Emerald Publishing
Copyright
Copyright © 2011 Emerald Group Publishing Limited. All rights reserved.
ISSN
0951-3574
DOI
10.1108/09613671111184760
Publisher site
See Article on Publisher Site

Abstract

Purpose – This paper aims to carry out a critical analysis of the proposed Australian emissions trading scheme (ETS) as a complex market solution to reduce greenhouse gases (GHGs). Specifically it seeks to examine the financial regulatory infrastructure that will more than likely oversee the Australian ETS, the same regulatory infrastructure which failed to prevent the global financial crisis. Design/methodology/approach – A critical examination of the financialisation of the atmosphere that follows the growth of the financialisation of capitalism when economic activity shifted from production and service sectors to finance.

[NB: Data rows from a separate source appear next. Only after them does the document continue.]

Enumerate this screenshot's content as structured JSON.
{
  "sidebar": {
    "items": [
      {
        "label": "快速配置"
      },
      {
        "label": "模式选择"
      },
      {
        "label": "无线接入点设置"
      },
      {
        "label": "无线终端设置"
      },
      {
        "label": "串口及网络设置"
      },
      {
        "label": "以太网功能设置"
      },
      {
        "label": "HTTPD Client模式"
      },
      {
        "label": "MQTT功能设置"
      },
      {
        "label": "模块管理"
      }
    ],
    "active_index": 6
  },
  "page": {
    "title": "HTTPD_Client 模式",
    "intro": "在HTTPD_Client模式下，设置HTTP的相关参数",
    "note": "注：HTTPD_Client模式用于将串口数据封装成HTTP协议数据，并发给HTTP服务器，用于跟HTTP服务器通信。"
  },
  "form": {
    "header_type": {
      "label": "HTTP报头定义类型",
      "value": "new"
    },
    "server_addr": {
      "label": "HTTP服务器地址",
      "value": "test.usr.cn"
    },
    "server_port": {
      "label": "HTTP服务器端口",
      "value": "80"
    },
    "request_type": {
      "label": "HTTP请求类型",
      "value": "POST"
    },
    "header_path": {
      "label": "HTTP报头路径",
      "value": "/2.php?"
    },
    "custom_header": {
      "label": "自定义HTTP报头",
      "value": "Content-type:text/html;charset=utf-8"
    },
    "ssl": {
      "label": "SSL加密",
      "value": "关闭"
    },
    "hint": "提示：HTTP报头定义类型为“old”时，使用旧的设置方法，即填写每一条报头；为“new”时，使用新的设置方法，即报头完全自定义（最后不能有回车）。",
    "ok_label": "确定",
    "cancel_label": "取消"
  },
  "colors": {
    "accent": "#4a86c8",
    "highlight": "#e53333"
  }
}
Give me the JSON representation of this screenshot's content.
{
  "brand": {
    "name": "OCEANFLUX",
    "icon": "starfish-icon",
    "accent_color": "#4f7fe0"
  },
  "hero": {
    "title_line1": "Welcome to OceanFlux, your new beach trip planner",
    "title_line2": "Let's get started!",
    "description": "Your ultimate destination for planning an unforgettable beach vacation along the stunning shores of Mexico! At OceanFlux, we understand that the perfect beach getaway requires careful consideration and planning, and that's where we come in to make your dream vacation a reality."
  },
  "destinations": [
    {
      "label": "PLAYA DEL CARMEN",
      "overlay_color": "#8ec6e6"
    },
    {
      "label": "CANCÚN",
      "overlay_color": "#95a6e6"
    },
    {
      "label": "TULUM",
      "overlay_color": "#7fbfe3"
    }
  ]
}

Financialisation of capitalism is supported by capitalist regulation influenced by neo‐liberal doctrines of free markets and small government. Findings – Trillions of dollars of taxpayer funds bailed out large financial institutions that nearly collapsed after unregulated trading in complex financial products that were supposed to hedge future risk. Corporate emissions trading will involve similar financial products. The measurement and reporting of actual emissions to support the Australian ETS also creates challenges for the accountancy profession to provide a workable conceptual framework. Practical implications – If the currently flawed financial infrastructure required for the GHG emissions trading scheme, no amount of taxpayer funded bailouts will reverse the extreme climate change associated with an environmental catastrophe. Originality/value – The application of financialisation of monopoly capitalism and capitalist regulation theories to the critical analysis of commoditised GHGs traded as financial products in the proposed Australian ETS.

Journal

Accounting, Auditing & Accountability JournalEmerald Publishing

Published: Oct 25, 2011

Keywords: Climate change; Financialisation of atmosphere; Capitalist regulation; Accounting; Australia

References